This is going to be a somewhat controversial choice, I know. For one, it's held pretty commonly that this simply wasn't that great of game. But when you add on top of that of all of the controversy it garnered, it's actually surprising so many people played it anyway. There was, of course, the racist accusations thrown at the game, but also those against the developers for greedily trying to get players to purchase "digital" content that they technically bought when they got the game. And on top of that, the content in question (a new multiplayer mode) was apparently too broken to even bother playing anyway!
Call me crazy, but I loved this game anyway. While I haven't played all the games in the series, I've always loved the Resident Evil games, so I might be a bit biased there. Similarly, this game built on the new aspects of RE4 that I loved--the action, the weapon upgrades, even the terrible voice acting and dialogue. In fact, I love this game so much, I'm giving a presentation on it's connection to 19th Century British Literature at an academic conference next month. But the fact that I "have" to replay it for "research", yet again (most recently with my youngest brother-in-law during Christmas break) probably says more than words can.
2) Muramasa: The Demon Blade:
I made no secret of my love for this game when I reviewed it. As I said then, it's simply a hand-drawn masterpiece. Any game that my wife loves as much as I do must not only be great but have a very broad appeal, as well. And while I haven't had the time to go back and replay through to any of the 5 other endings, I plan to play to at least one or two others. The story is as unique as the storytelling, and time and again, the hand-drawn style of the game's art had me trying to imitate it in my Drawing class this semester. There simply aren't enough game like this, and it was easily the best thing I playing on my Wii this year, if not ever. That's a bold statement, I know--especially with so many other interesting offerings on the console this year: Little King's Story, Deadly Creatures, Madworld, etc.--but I stand by it.
1) Demon's Souls:

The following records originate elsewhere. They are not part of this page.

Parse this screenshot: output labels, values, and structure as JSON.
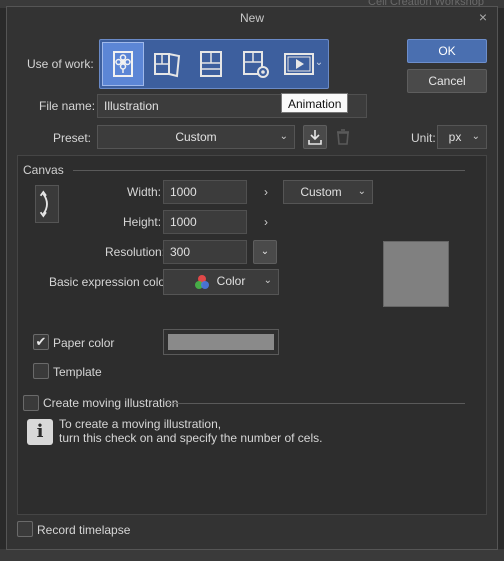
{
  "background": {
    "ghost_title": "Cell Creation Workshop"
  },
  "dialog": {
    "title": "New",
    "close_glyph": "×"
  },
  "use_of_work": {
    "label": "Use of work:",
    "options": [
      {
        "name": "illustration",
        "icon": "flower-page-icon",
        "selected": true
      },
      {
        "name": "comic",
        "icon": "comic-pages-icon",
        "selected": false
      },
      {
        "name": "comic-page",
        "icon": "panel-page-icon",
        "selected": false
      },
      {
        "name": "all-comic-settings",
        "icon": "page-gear-icon",
        "selected": false
      },
      {
        "name": "animation",
        "icon": "film-play-icon",
        "selected": false
      }
    ],
    "dropdown_glyph": "⌄",
    "tooltip": "Animation"
  },
  "buttons": {
    "ok": "OK",
    "cancel": "Cancel"
  },
  "file_name": {
    "label": "File name:",
    "value": "Illustration"
  },
  "preset": {
    "label": "Preset:",
    "value": "Custom",
    "caret": "⌄"
  },
  "unit": {
    "label": "Unit:",
    "value": "px",
    "caret": "⌄"
  },
  "canvas": {
    "title": "Canvas",
    "width": {
      "label": "Width:",
      "value": "1000"
    },
    "height": {
      "label": "Height:",
      "value": "1000"
    },
    "size_preset": {
      "value": "Custom",
      "caret": "⌄"
    },
    "resolution": {
      "label": "Resolution:",
      "value": "300",
      "caret": "⌄"
    },
    "expression_color": {
      "label": "Basic expression color:",
      "value": "Color",
      "caret": "⌄"
    },
    "chevron": "›"
  },
  "paper_color": {
    "label": "Paper color",
    "checked": true,
    "check_glyph": "✔",
    "color": "#8a8a8a"
  },
  "template": {
    "label": "Template",
    "checked": false
  },
  "moving_illustration": {
    "label": "Create moving illustration",
    "checked": false,
    "info_glyph": "i",
    "info_line1": "To create a moving illustration,",
    "info_line2": "turn this check on and specify the number of cels."
  },
  "record_timelapse": {
    "label": "Record timelapse",
    "checked": false
  },
  "colors": {
    "accent": "#4a6fb0",
    "selected": "#5c86d6",
    "panel": "#2d2d2d",
    "dialog": "#333333"
  }
}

There were, of course, other games I enjoyed this year--just not as much. For one, I really liked Little King's Story; it was definitely one of the most underappreciated titles of the year. But the game got too repetitive too quickly, and I never quite got around to finishing it--I'll have to go back. A couple of other downloadable games I really got in to were Fat Princess (the hilarious online, capture-the-flag game) and World of Goo (the brilliant, Dr. Seussian puzzle game).
I've already discussed, at length, my perclivities concerning Okami, so I won't go on about that. Other disappointments, however, have to include The Conduit. When I reviewed it, I mentioned the importance of such a risky game. The single-player wasn't very interesting to begin with, leaving players with the hyped up online mode. With time, however, even the multiplayer seems to have broken. Player-exploited glitches of invincibility and invisibility have taken almost all the fun out of the experience.
But perhaps my biggest disappoint this year was the lack of attention my DS--formerly my most useful system--received. Very few games I was interested in came out early in the year, and I didn't get around to Scribblenauts or The Legend of Zelda: Spirit Tracks. But this brings me to the end of my post.
Games to Look Forward to in 2010:
To start with, my wife and I got tons of games for Christmas: Bioshock, Heavenly Sword, Assassin's Creed, and a Wii points and PS3 card. So at least the next couple of months are covered!
After that, there's not too much I'm crazy psyched for. MAG's promise of 256-player, online battlefields sounds great in theory, but we'll have to see how it turns out. I'm also understandably excited for the promised Legend of Zelda 2 for Wii--though, let's be honest, that probably won't come out until next year at the earliest. Final Fantasy XIV also shows promise. Oh! And Metroid: Other M looks awesome! Lastly, Heavy Rain seems interesting if only for its innovative design promises. But only time will tell.
Well, now that I've shared my two-cents, feel free to share in return. I'm always open to suggestions!